  2. August Rauber , Friedrich Wilhelm Kopsch : Textbook and atlas of the human anatomy . In 6 departments. 13., verm. And verb. Edition. Department 4: Guts. Thieme, Leipzig 1929, DNB  367688549 (409 pages).
  3. Brochure | HOLLA eV Accessed on February 27, 2020 .
  4. Nina Brochmann, Ellen Støkken Dahl: Viva la Vagina! 2nd Edition. S. Fischer, Frankfurt am Main 2018, ISBN 978-3-10-397338-9 , pp. 29-37 .
  5. a b c d Susanne Donner: Nothing to tear. The hymen? Never existed. Even so, the hymen remains a tricky myth for many women. In: badische-zeitung.de. Badischer Verlag GmbH & Co. KG, December 28, 2011, accessed on March 1, 2018 .
  6. J. McCann, A. Rosas, S. Boos: Child and adolescent sexual assaults (childhood sexual abuse) . In: Jason Payne-James, Anthony Busuttil , William S Smock (Eds.): Forensic medicine . Clinical and pathological aspects. Greenwich Medical Media, San Francisco / London 2003, ISBN 1-84110-026-9 , pp. 453-468 , doi : 10.1136 / bmj.326.7388.556 (English, 832 pages).

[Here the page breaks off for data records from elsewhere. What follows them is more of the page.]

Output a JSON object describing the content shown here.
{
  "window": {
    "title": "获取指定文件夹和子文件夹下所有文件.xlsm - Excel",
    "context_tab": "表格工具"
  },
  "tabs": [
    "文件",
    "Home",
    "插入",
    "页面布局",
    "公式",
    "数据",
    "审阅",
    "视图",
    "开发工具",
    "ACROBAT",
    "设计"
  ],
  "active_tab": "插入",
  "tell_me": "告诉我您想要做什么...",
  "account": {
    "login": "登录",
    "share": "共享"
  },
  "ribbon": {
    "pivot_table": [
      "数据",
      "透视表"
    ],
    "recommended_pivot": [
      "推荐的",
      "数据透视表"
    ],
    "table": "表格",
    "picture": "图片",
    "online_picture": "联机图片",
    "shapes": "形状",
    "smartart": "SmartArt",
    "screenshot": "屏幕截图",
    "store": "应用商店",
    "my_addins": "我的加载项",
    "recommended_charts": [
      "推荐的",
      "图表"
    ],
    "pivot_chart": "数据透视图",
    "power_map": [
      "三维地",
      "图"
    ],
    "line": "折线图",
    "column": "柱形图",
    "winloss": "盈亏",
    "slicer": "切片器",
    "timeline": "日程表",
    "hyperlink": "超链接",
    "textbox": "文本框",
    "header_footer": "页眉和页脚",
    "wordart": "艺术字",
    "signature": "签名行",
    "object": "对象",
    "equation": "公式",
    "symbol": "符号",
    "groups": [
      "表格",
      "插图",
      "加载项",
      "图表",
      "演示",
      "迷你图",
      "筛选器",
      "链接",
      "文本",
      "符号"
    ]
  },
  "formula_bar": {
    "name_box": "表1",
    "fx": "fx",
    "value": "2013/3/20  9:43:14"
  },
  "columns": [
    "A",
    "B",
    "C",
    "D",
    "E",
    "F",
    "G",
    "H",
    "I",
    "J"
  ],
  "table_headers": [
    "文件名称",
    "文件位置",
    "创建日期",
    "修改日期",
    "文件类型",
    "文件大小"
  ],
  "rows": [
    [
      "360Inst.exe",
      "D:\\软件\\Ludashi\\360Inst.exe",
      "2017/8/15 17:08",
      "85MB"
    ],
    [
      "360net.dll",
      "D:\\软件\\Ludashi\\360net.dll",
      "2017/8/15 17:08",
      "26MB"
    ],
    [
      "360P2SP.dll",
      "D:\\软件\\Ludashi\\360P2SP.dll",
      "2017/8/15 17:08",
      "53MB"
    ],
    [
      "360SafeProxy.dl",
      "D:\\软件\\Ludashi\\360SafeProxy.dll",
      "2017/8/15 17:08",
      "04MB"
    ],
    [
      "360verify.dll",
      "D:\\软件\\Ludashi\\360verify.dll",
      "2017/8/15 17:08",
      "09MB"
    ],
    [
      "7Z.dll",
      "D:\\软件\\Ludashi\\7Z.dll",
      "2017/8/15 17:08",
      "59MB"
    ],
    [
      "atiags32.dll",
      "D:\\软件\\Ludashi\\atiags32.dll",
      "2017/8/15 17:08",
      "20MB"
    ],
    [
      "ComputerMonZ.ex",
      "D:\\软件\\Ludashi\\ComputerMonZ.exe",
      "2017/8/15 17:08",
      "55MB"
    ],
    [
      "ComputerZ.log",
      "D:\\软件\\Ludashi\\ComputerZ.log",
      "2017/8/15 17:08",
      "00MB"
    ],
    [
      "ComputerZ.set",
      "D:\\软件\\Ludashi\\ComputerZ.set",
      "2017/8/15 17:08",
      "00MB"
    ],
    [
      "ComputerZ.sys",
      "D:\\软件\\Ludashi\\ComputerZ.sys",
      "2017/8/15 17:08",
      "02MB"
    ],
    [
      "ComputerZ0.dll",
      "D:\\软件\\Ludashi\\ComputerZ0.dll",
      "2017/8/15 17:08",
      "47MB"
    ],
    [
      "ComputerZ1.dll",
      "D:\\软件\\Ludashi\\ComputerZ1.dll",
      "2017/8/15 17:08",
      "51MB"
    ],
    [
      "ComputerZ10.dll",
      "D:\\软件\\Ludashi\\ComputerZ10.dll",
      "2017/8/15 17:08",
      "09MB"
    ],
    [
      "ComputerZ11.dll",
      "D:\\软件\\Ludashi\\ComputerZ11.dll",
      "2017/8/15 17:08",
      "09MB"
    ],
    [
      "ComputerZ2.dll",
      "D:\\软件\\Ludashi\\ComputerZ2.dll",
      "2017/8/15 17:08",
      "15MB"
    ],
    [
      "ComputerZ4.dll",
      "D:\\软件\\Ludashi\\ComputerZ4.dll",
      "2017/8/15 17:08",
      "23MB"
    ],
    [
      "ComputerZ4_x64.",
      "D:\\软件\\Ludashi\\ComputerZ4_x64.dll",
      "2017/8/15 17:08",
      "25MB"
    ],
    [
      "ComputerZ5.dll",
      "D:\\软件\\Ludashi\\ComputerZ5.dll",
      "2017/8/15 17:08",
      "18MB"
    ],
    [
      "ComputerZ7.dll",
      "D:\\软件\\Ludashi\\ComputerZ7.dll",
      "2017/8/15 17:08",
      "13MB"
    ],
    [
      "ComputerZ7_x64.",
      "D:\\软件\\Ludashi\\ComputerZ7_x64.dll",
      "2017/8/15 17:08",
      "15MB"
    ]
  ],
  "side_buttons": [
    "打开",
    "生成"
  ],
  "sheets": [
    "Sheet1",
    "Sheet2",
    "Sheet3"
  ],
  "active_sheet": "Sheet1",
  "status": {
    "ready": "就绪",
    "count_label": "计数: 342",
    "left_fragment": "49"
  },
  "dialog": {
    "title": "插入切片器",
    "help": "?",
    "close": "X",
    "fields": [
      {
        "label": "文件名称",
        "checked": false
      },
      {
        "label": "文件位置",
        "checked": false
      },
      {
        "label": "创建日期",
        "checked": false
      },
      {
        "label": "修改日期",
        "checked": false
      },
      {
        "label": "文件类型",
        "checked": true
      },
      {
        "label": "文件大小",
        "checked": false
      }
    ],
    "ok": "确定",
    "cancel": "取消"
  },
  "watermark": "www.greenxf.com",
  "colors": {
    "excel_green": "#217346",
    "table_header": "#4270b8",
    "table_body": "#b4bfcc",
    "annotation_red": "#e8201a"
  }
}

  7. a b Mithu Sanyal: Vaginal Corona. The myth. In: emma.de. EMMA Frauenverlags GmbH, September 6, 2010, accessed on March 1, 2018 : "Also, the corona is by no means pierced by the penis the" first time "- nor is it torn during sport and other physical activities."
  8. Mithu Sanyal: Like a Virgin? In: Missy Magazine. September 1, 2017, accessed February 27, 2020 .
  9. B. Stier, N. Weissenrieder: Youth medicine: Health and society. Springer-Verlag 2006, ISBN 3-540-29718-9 , p. 261
  10. Rich Kaplan, Joyce A. Adams, Suzanne P. Starling, Angelo P. Giardino (Eds.): Medical response to child sexual abuse . A resource for professionals working with children and families. STM Learning, St. Louis 2011, ISBN 978-1-878060-12-9 (English, 410 pages).
  11. Swedish Language Council: Slidkrans. In: sprakochfolkminnen.se. Institutet för språk och folkminnen, April 15, 2014, accessed on March 1, 2018 (se).
  12. Bianca R. van Moorst, Rik HW van Lunsen, Dorenda KE van Dijken, Concetta M. Salvatore: Backgrounds of women applying for hymen reconstruction, the effects of counseling on myths and misunderstandings about virginity, and the results of hymen reconstruction . In: The European Journal of Contraception & Reproductive Health Care . tape 17 , no. 2 , April 1, 2012, ISSN  1362-5187 , p. 93-105 , doi : 10.3109 / 13625187.2011.649866 , PMID 22292534 .